A short, steep, downhill hike leads visitors to this small but exciting cove with intense surf. The rocks at either end of the beach add to the drama and danger. It is tempting to venture around the southern corner to explore the adjacent beach, but use caution! This area can only be safely accessed during the outgoing low tide.
Palomarin Beach is at the south end of Point Reyes, between Bolinas Point and Wildcat Beach. This trail is a strenuous walk down the cliff. The beach is good for tidepooling at minus tides.
Sculptured Beach is located two miles south of Limantour Beach. Winter rains feed two creeks which stream across the sand into the ocean creating a wet barrier for beach walkers wishing to keep their feet dry. Once at Sculptured Beach, look for its namesake rocks lying on the shoreline. The sculptured rocks are exposed at low tide, along with the organisms that cling to them, creating an exciting area to go tidepooling.
Point Reyes Beach
Point Reyes Beach—also known as the Great Beach or Ten-mile Beach—is an incredible expanse of over 17 kilometers (11 miles) of undeveloped ocean beach visitors are welcome to explore. If you are looking for the drama of heavy surf this is the place to be. Drive-up access is located at the North Beach or South Beach parking lots. Dogs are allowed on a 1.8-meter (6-foot) leash on this beach.

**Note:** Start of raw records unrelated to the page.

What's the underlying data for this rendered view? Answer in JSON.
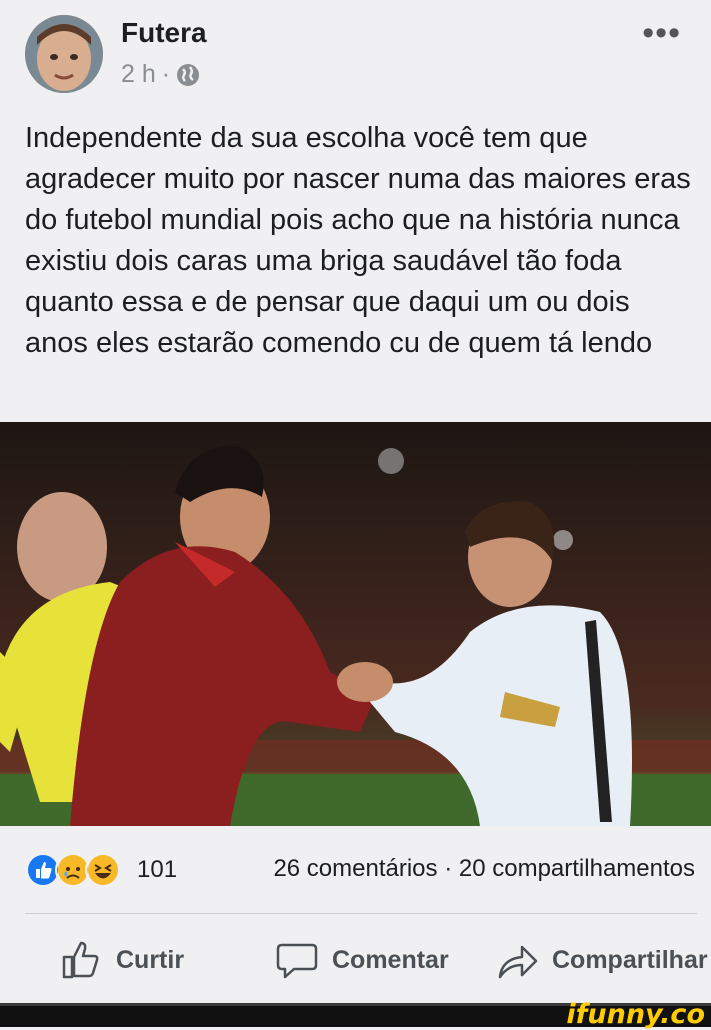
{
  "post": {
    "author": "Futera",
    "time": "2 h",
    "separator": "·",
    "text": "Independente da sua escolha você tem que agradecer muito por nascer numa das maiores eras do futebol mundial pois acho que na história nunca existiu dois caras uma briga saudável tão foda quanto essa e de pensar que daqui um ou dois anos eles estarão comendo cu de quem tá lendo",
    "more_label": "•••"
  },
  "stats": {
    "reaction_count": "101",
    "comments": "26 comentários",
    "separator": "·",
    "shares": "20 compartilhamentos"
  },
  "actions": {
    "like": "Curtir",
    "comment": "Comentar",
    "share": "Compartilhar"
  },
  "watermark": "ifunny.co",
  "colors": {
    "like_blue": "#1877f2",
    "reaction_yellow": "#f7b928",
    "action_gray": "#4b4f56"
  },
  "icons": {
    "globe": "globe-icon",
    "like": "thumbs-up-icon",
    "comment": "speech-bubble-icon",
    "share": "share-arrow-icon"
  }
}
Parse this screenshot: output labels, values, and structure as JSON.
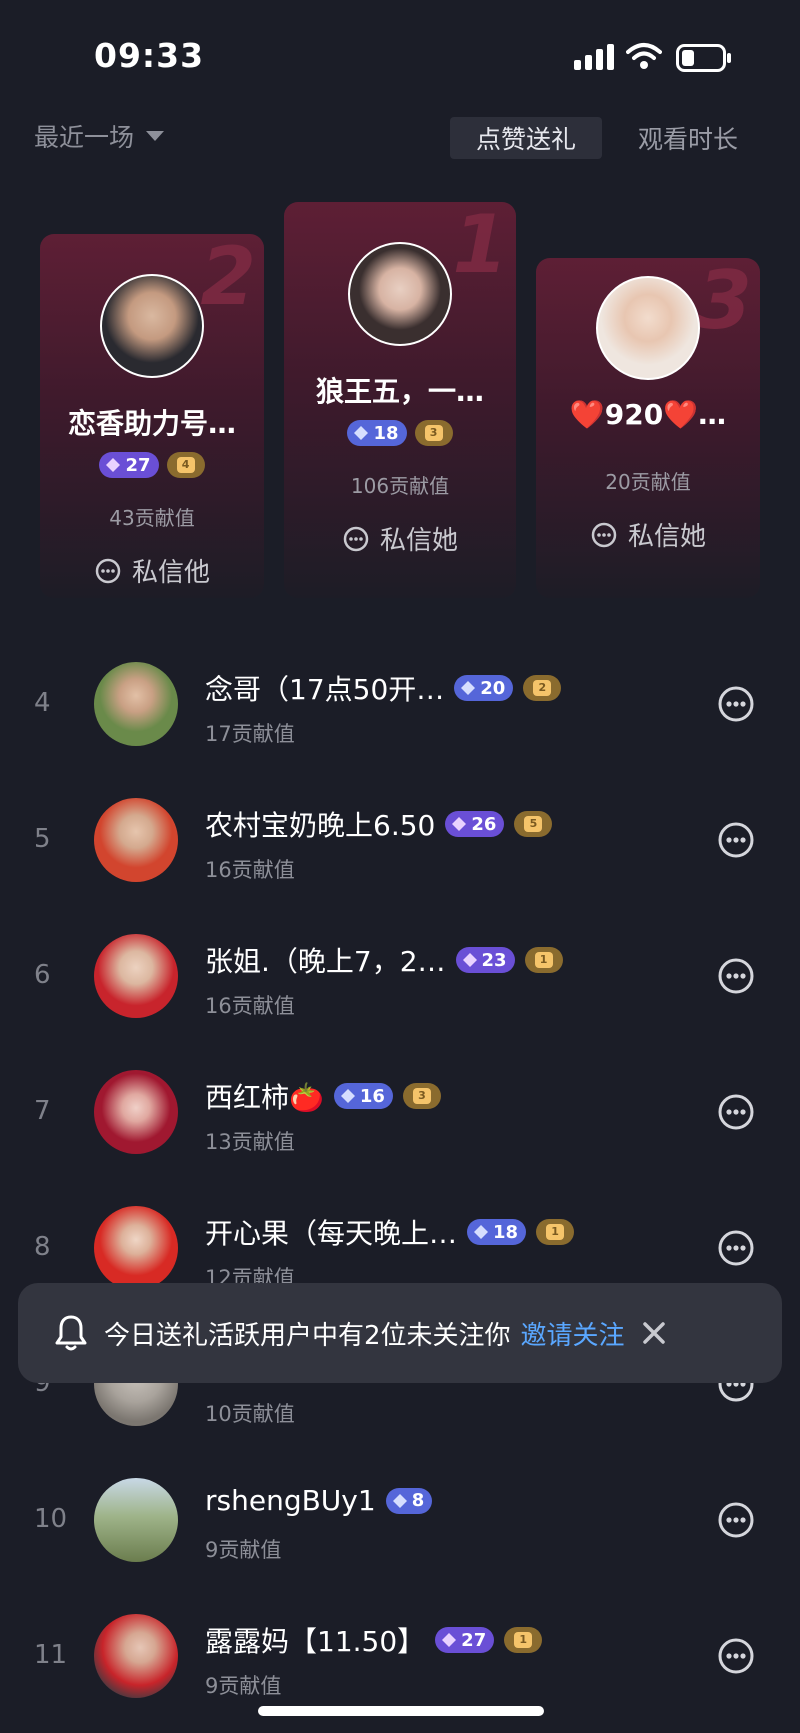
{
  "status_bar": {
    "time": "09:33"
  },
  "controls": {
    "range_label": "最近一场",
    "tab_likes": "点赞送礼",
    "tab_watch": "观看时长"
  },
  "podium": [
    {
      "rank": "2",
      "name": "恋香助力号…",
      "level": "27",
      "fan_level": "4",
      "contribution": "43贡献值",
      "dm": "私信他"
    },
    {
      "rank": "1",
      "name": "狼王五，一…",
      "level": "18",
      "fan_level": "3",
      "contribution": "106贡献值",
      "dm": "私信她"
    },
    {
      "rank": "3",
      "name": "❤️920❤️…",
      "contribution": "20贡献值",
      "dm": "私信她"
    }
  ],
  "list": [
    {
      "rank": "4",
      "name": "念哥（17点50开…",
      "level": "20",
      "fan_level": "2",
      "contribution": "17贡献值"
    },
    {
      "rank": "5",
      "name": "农村宝奶晚上6.50",
      "level": "26",
      "fan_level": "5",
      "contribution": "16贡献值"
    },
    {
      "rank": "6",
      "name": "张姐.（晚上7，2…",
      "level": "23",
      "fan_level": "1",
      "contribution": "16贡献值"
    },
    {
      "rank": "7",
      "name": "西红柿🍅",
      "level": "16",
      "fan_level": "3",
      "contribution": "13贡献值"
    },
    {
      "rank": "8",
      "name": "开心果（每天晚上…",
      "level": "18",
      "fan_level": "1",
      "contribution": "12贡献值"
    },
    {
      "rank": "9",
      "name": "",
      "contribution": "10贡献值"
    },
    {
      "rank": "10",
      "name": "rshengBUy1",
      "level": "8",
      "contribution": "9贡献值"
    },
    {
      "rank": "11",
      "name": "露露妈【11.50】",
      "level": "27",
      "fan_level": "1",
      "contribution": "9贡献值"
    }
  ],
  "toast": {
    "message": "今日送礼活跃用户中有2位未关注你",
    "action": "邀请关注"
  },
  "colors": {
    "background": "#1b1d27",
    "link": "#5aa7ff",
    "level_badge": "#5566d9",
    "fan_badge": "#8a6b2e"
  }
}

Dogs are not permitted north of the North Beach entrance as this area is protected habitat for the endangered snowy plover. And during the winter when elephant seals are present, both people and dogs are not permitted too far south of the South Beach access. Please be very cautious near the water as sneaker waves have been known to drag unwitting victims out to sea.
Wildcat Beach is a 4-kilometer-long (2.5-mile) beach deep within the Phillip Burton Wilderness in the southern part of the national seashore. The only safe location to access Wildcat Beach is at Wildcat Campground, which is at least 8.8 kilometers (5.5 miles) from the nearest trailhead. The shortest route to Wildcat Campground is along the Coast Trail from the Palomarin Trailhead in the southern part of Point Reyes National Seashore near Bolinas. Visitors may also ride their bicycles 10.7 kilometers (6.7 miles) from Five Brooks along the Stewart Trail to get to Wildcat Campground. A mile south of Wildcat Campground is Alamere Falls.
Last updated: November 14, 2019